TL;DR - all lenses are crap, to some degree. The trick is to make them crap in interesting ways.
So, to conclude:
Some have better designs. Some have better optical materials. Some match these two better than others. Some simply are more reliably able to achieve these goals. Almost none are highly regarded (or lowly) wholly without merit. As for specific examples: in LF Aero Ektars are legendary because they have a Don't Go To The EU-grade chunk of thorium doped glass providing a lot of optical power with very little dispersion => great lens (but keep it away from your kids). Pentax SMC (see earlier post, very interesting!) or Rollei/Zeiss HFT etc. are very good coatings, and coatings count for a lot with more elements (as discussed). Prewar Zeiss incorporated a glassworks that had access to great sand. Etc. etc. More or less answers your question (before I got here)

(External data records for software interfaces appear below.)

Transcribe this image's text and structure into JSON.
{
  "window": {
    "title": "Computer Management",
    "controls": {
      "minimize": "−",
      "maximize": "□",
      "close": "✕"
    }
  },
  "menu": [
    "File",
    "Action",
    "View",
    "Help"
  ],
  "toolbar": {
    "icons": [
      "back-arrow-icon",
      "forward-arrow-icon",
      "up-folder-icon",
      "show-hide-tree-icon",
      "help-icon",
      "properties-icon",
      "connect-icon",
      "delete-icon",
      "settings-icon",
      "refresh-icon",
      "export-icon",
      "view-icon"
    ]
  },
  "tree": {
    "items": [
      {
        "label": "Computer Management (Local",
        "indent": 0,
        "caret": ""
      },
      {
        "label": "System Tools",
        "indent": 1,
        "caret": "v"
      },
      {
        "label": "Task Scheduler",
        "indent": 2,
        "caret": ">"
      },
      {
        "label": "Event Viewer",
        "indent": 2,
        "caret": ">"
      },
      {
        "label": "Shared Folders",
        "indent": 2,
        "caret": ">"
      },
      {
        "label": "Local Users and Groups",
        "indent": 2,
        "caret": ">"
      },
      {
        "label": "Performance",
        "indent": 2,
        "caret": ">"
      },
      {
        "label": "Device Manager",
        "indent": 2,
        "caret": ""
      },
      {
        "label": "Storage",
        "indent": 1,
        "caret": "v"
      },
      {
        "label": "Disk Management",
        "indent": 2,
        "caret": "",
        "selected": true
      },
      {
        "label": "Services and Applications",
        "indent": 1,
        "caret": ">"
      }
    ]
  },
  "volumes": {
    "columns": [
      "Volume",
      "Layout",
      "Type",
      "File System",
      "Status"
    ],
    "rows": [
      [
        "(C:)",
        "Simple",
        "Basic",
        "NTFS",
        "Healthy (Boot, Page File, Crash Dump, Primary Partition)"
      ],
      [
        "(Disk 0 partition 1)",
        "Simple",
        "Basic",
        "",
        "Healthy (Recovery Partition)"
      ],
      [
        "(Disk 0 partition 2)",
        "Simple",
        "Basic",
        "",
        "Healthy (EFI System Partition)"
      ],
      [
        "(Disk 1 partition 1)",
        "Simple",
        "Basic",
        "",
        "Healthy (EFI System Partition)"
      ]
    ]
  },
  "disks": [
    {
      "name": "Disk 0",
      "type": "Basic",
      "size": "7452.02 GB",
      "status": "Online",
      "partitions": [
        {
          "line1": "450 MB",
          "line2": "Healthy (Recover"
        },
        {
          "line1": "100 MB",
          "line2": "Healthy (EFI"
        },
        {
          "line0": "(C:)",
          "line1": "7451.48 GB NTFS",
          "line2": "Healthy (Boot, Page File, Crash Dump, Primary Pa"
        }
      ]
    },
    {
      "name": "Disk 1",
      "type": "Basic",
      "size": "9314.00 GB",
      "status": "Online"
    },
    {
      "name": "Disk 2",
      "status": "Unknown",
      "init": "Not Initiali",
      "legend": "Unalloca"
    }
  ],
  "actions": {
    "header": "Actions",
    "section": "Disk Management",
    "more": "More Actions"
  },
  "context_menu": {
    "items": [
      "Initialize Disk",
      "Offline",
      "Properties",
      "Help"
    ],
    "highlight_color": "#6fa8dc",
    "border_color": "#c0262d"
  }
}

My point: They aren't all the same. They are all similar. If you printed a thousand photos shot with each, on different films, at different enlargements you'd probably see the difference. At 72 ppi after scanning to "bring out the... [whatever]" with no consistency in the equipment between the negative and your monitor? Well, no-one should expect to see that with a "good" lens (i.e. not a Meyer telescope for bubble hunting or an unfiltered 20s tessar on a CMOS digital sensor).
Reference: my time as an astrophotonics and laser physics student + misspent photography enthusiasm (ongoing).